Top of RECORDED DATA
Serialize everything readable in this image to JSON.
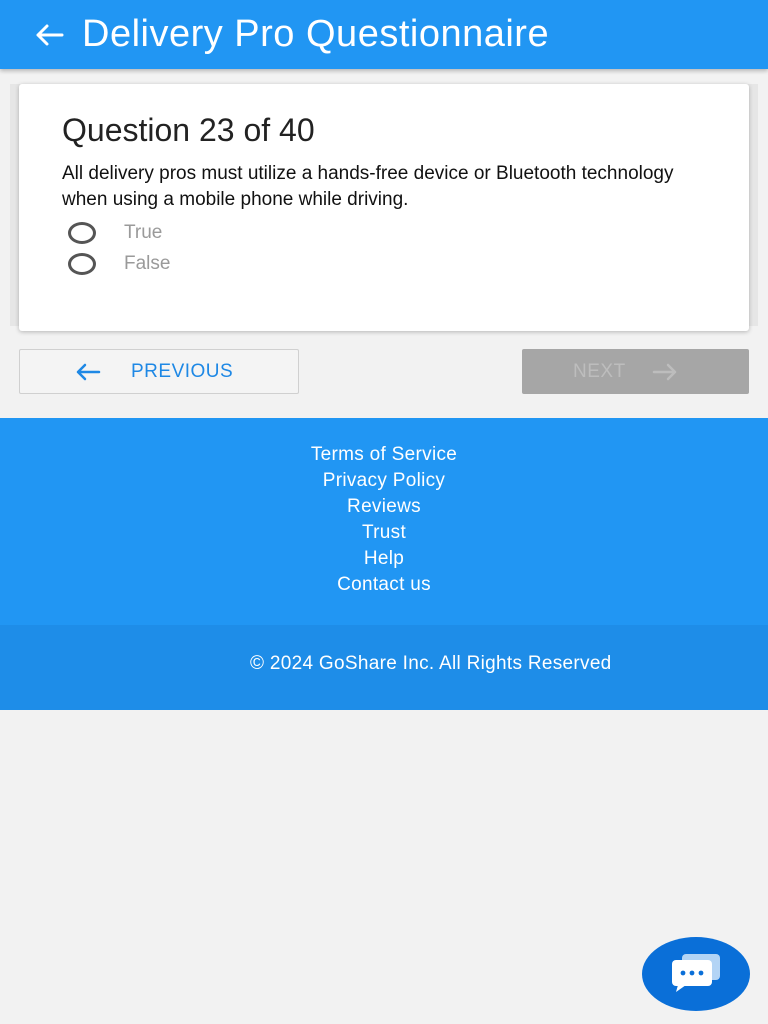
{
  "header": {
    "title": "Delivery Pro Questionnaire",
    "back_icon": "arrow-left-icon"
  },
  "question": {
    "heading": "Question 23 of 40",
    "text": "All delivery pros must utilize a hands-free device or Bluetooth technology when using a mobile phone while driving.",
    "options": [
      {
        "label": "True"
      },
      {
        "label": "False"
      }
    ]
  },
  "navigation": {
    "previous_label": "PREVIOUS",
    "next_label": "NEXT"
  },
  "footer": {
    "links": [
      "Terms of Service",
      "Privacy Policy",
      "Reviews",
      "Trust",
      "Help",
      "Contact us"
    ],
    "copyright": "© 2024 GoShare Inc. All Rights Reserved"
  },
  "colors": {
    "primary": "#2196f3",
    "footer_bottom": "#1e8de8",
    "chat_button": "#0a6fd8",
    "next_disabled": "#a6a6a6"
  }
}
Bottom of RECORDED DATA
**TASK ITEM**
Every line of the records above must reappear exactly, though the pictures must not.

**FINISHED EXERCISE**
Serialize everything readable in this image to JSON.
{
  "header": {
    "title": "Delivery Pro Questionnaire",
    "back_icon": "arrow-left-icon"
  },
  "question": {
    "heading": "Question 23 of 40",
    "text": "All delivery pros must utilize a hands-free device or Bluetooth technology when using a mobile phone while driving.",
    "options": [
      {
        "label": "True"
      },
      {
        "label": "False"
      }
    ]
  },
  "navigation": {
    "previous_label": "PREVIOUS",
    "next_label": "NEXT"
  },
  "footer": {
    "links": [
      "Terms of Service",
      "Privacy Policy",
      "Reviews",
      "Trust",
      "Help",
      "Contact us"
    ],
    "copyright": "© 2024 GoShare Inc. All Rights Reserved"
  },
  "colors": {
    "primary": "#2196f3",
    "footer_bottom": "#1e8de8",
    "chat_button": "#0a6fd8",
    "next_disabled": "#a6a6a6"
  }
}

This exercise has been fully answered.